Jack Kornfield, a Buddhist teacher, tells the story of a man who was running late, walking fast with his arms full groceries when he and a woman collided. They both were knocked to the ground, and the groceries flew everywhere. There were broken eggs and spilled juice.
He got up and screamed, “Weren’t you paying attention to where you are going? Are you blind?” As the words left his mouth, he noticed her cane, her probing cane. She replied, “Well, yes, I am blind.”
How quickly the man’s anger dissipated into an apology and compassion. We are all like that.
At a recent family gathering I was playing cards with my nieces and nephews. They play the card game crazy 8 with the rule if you keep picking up until you can play a card. My seven year old nephew was in that situation and had picked up several cards, but was not able to play a card. Every time he had to pick up another card, he giggled more. He said “I now have so many options!” I was delighted, fascinated, and touched by his perspective.
When I was practicing medicine my habitual interpretation of a patient’s tardiness was one of disgust as I thought “How disrespectful of me and all the subsequent patients that day because it would put me behind.” When I started to ask myself “Is there another possible interpretation of this situation,” I often found patients offering their stories of nearly herculean efforts to get to their appointment with me. This of course filled me with compassion and gratitude.
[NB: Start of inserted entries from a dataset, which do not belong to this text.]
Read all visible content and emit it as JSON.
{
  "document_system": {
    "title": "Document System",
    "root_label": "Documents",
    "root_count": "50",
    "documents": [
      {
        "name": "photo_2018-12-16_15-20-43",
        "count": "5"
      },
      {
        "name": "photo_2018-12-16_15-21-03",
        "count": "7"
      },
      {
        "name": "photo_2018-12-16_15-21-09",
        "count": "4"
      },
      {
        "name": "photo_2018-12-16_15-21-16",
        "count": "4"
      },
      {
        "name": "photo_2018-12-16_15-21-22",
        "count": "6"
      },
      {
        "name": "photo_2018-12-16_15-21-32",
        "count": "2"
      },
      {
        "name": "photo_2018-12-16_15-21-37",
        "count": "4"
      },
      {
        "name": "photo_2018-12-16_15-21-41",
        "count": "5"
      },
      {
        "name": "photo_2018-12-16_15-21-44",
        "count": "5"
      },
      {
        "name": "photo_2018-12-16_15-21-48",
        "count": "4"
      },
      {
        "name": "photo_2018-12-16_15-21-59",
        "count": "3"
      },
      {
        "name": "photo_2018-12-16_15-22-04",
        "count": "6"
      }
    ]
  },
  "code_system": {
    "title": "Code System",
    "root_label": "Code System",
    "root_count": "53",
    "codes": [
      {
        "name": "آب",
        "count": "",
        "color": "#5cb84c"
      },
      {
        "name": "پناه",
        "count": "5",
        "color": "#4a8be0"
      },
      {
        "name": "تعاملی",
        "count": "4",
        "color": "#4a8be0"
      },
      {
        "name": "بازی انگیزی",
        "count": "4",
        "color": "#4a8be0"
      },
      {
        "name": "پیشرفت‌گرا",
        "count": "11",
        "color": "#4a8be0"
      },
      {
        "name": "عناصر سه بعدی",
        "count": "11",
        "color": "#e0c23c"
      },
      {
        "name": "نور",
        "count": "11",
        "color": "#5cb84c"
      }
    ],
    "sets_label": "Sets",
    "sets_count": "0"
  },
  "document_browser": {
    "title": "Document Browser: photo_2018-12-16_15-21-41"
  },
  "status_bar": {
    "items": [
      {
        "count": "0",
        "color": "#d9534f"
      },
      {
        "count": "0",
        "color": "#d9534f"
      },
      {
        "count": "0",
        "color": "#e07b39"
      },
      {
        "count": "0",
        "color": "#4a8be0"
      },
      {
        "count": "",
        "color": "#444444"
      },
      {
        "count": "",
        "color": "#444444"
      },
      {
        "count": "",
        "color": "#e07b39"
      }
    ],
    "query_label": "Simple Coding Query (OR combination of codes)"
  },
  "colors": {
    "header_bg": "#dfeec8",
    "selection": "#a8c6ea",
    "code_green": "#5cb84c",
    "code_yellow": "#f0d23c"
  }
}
So whatever is happening in your life get into the habit of asking “Is there another possible explanation?”
Just ask. It doesn’t hurt.
And it may help!